HB 1061 (R. Artiles)
- Prohibits citations for turning right on red lights;
- Requires citations be sent certified mail;
- Provides prescriptive changes to yellow light signals;
- Primary red light camera bill in the House.
- Status: Bill passed its first committee along party lines.
SB 1342 (S. Abruzzo)
- Prohibits citations for turning right on red lights;
- Requires citations be sent certified mail;
- Provides prescriptive changes to yellow light signals
- Primary red light camera bill in the Senate.
- Bill was significantly amended in committee and essentially restores what current law provides, save for codifying yellow light standards based on nationally accepted standards.
- Clarifies current law regarding charitable drawings, game promotions, and amusement machines.
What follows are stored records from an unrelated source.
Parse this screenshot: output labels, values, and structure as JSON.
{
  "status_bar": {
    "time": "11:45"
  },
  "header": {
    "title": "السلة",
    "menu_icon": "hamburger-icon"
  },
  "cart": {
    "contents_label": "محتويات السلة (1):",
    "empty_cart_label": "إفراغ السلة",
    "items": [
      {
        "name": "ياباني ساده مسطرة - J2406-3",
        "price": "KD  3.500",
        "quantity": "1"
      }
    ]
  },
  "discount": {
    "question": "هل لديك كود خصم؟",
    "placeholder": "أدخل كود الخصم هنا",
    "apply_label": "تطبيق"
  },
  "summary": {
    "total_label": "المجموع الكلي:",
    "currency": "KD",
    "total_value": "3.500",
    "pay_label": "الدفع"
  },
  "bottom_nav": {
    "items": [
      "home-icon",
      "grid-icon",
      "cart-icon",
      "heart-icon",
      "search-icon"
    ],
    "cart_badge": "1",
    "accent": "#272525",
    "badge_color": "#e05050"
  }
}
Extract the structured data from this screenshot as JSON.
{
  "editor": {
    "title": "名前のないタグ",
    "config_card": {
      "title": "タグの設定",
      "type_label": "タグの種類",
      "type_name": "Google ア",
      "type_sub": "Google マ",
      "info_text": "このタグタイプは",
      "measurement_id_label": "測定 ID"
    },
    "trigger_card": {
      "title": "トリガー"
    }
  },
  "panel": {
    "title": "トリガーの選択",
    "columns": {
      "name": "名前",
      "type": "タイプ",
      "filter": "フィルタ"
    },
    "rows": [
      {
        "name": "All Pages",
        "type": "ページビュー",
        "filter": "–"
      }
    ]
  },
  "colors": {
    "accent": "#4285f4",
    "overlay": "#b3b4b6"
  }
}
- Has the effect of banning so-called internet cafes that don’t meet criteria provided in the bill.
- Status: HB 155 passed the full House on 3/22 and SB 1030 was passed by the Senate Select Committee on gaming and heads to its final committee (Rules) on 4/2.
- Eliminates the exception in law that allows counties to carry out public works projects using their own employees when the cost of work exceeds $300,000.
- Eliminates the compromise language worked out between the contracting industry and FAC/FLC.
- Senate bill was temporarily postponed in the Community Affairs Committee in week two. HB 687 passed out of Gov Operations in week four. FAC is working with the sponsor and stakeholders on revised language.